"I'm like, 'Oh my God, I have to get this ball in,'" Martinez said before Friday's game against the Royals. "I didn't have anything on it. I just chucked it. I did the best I could."
It's that competitiveness that's going to make the next four to six weeks miserable for Martinez as he recovers from a fractured bone in his elbow. Just as he felt like his game was coming together, especially at the plate, his season is on hold for at least a month.
"Depressing, especially with how I've been feeling," Martinez said. "I've been feeling good at the plate, like I finally found my timing, my rhythm, my swing. At the beginning [of the season], it was kind of a struggle. Any one of these guys, Victor, Miggy, J-Up, if these guys get hot, they can carry a team. The way I was feeling, I was like I was on the verge right there. It just stinks, because now you have to start over."
Martinez entered Thursday on a seven-game hitting streak, going 15-for-27 in that stretch.
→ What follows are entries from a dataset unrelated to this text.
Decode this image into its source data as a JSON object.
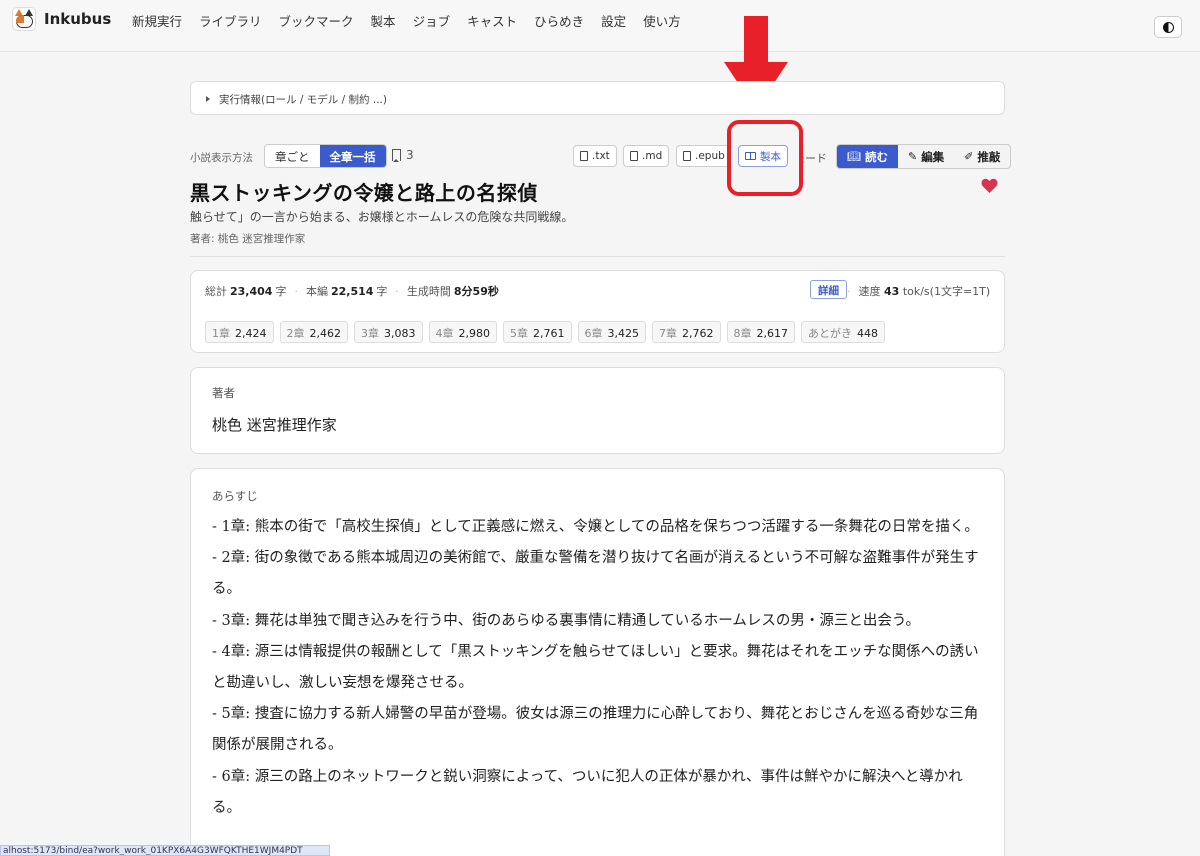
{
  "app": {
    "name": "Inkubus"
  },
  "nav": [
    "新規実行",
    "ライブラリ",
    "ブックマーク",
    "製本",
    "ジョブ",
    "キャスト",
    "ひらめき",
    "設定",
    "使い方"
  ],
  "run_info": {
    "label": "実行情報(ロール / モデル / 制約 ...)"
  },
  "display": {
    "label": "小説表示方法",
    "options": [
      "章ごと",
      "全章一括"
    ],
    "selected": "全章一括",
    "bookmark_count": "3"
  },
  "exports": {
    "txt": ".txt",
    "md": ".md",
    "epub": ".epub",
    "bind": "製本"
  },
  "mode": {
    "label": "モード",
    "visible_label": "モード",
    "options": [
      "読む",
      "編集",
      "推敲"
    ],
    "selected": "読む"
  },
  "novel": {
    "title": "黒ストッキングの令嬢と路上の名探偵",
    "subtitle": "触らせて」の一言から始まる、お嬢様とホームレスの危険な共同戦線。",
    "byline": "著者: 桃色 迷宮推理作家"
  },
  "stats": {
    "total_label": "総計",
    "total": "23,404",
    "total_unit": "字",
    "body_label": "本編",
    "body": "22,514",
    "body_unit": "字",
    "gen_label": "生成時間",
    "gen_time": "8分59秒",
    "detail_label": "詳細",
    "speed_label": "速度",
    "speed": "43",
    "speed_unit": "tok/s(1文字=1T)",
    "chapters": [
      {
        "label": "1章",
        "count": "2,424"
      },
      {
        "label": "2章",
        "count": "2,462"
      },
      {
        "label": "3章",
        "count": "3,083"
      },
      {
        "label": "4章",
        "count": "2,980"
      },
      {
        "label": "5章",
        "count": "2,761"
      },
      {
        "label": "6章",
        "count": "3,425"
      },
      {
        "label": "7章",
        "count": "2,762"
      },
      {
        "label": "8章",
        "count": "2,617"
      },
      {
        "label": "あとがき",
        "count": "448"
      }
    ]
  },
  "author": {
    "label": "著者",
    "name": "桃色 迷宮推理作家"
  },
  "synopsis": {
    "label": "あらすじ",
    "lines": [
      "- 1章: 熊本の街で「高校生探偵」として正義感に燃え、令嬢としての品格を保ちつつ活躍する一条舞花の日常を描く。",
      "- 2章: 街の象徴である熊本城周辺の美術館で、厳重な警備を潜り抜けて名画が消えるという不可解な盗難事件が発生する。",
      "- 3章: 舞花は単独で聞き込みを行う中、街のあらゆる裏事情に精通しているホームレスの男・源三と出会う。",
      "- 4章: 源三は情報提供の報酬として「黒ストッキングを触らせてほしい」と要求。舞花はそれをエッチな関係への誘いと勘違いし、激しい妄想を爆発させる。",
      "- 5章: 捜査に協力する新人婦警の早苗が登場。彼女は源三の推理力に心酔しており、舞花とおじさんを巡る奇妙な三角関係が展開される。",
      "- 6章: 源三の路上のネットワークと鋭い洞察によって、ついに犯人の正体が暴かれ、事件は鮮やかに解決へと導かれる。"
    ]
  },
  "status_url": "alhost:5173/bind/ea?work_work_01KPX6A4G3WFQKTHE1WJM4PDT",
  "colors": {
    "accent": "#3b5bcc",
    "annotation": "#e8202a",
    "heart": "#d8344e"
  }
}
He ranks second on the Tigers with 12 home runs and 39 RBIs to go with a .287 batting average.
Martinez also realizes he could've ended up in much worse shape. The Tigers medical staff has reminded him of that already.
"He has a small crack and it's non-displaced. It's going to heal fine," head athletic trainer Kevin Rand said. "You won't see any cast or anything like that. What he needs to do, really, is to some degree move around and be active as the soreness allows. It's just a matter of time. ...
"Of all the injuries he could have had running into that wall, that was probably the best he could've had. You get into the wrist and things like that, then it starts to affect the swing."
By avoiding a cast, or even a brace, the expectation is that Martinez can avoid the muscle atrophy around the injury that would cost more time on the other end of the recovery process. Since it's a non-displaced fracture in the radius bone, it doesn't need to be reset.
However, those movements aren't going to include swinging a bat anytime soon.
"In my craziness, I've already thought about a million things to do," Martinez said. "Once I get rid of this pain where I can actually move [the elbow], I want to go down to the bullpen and track pitchers, stand in on side sessions."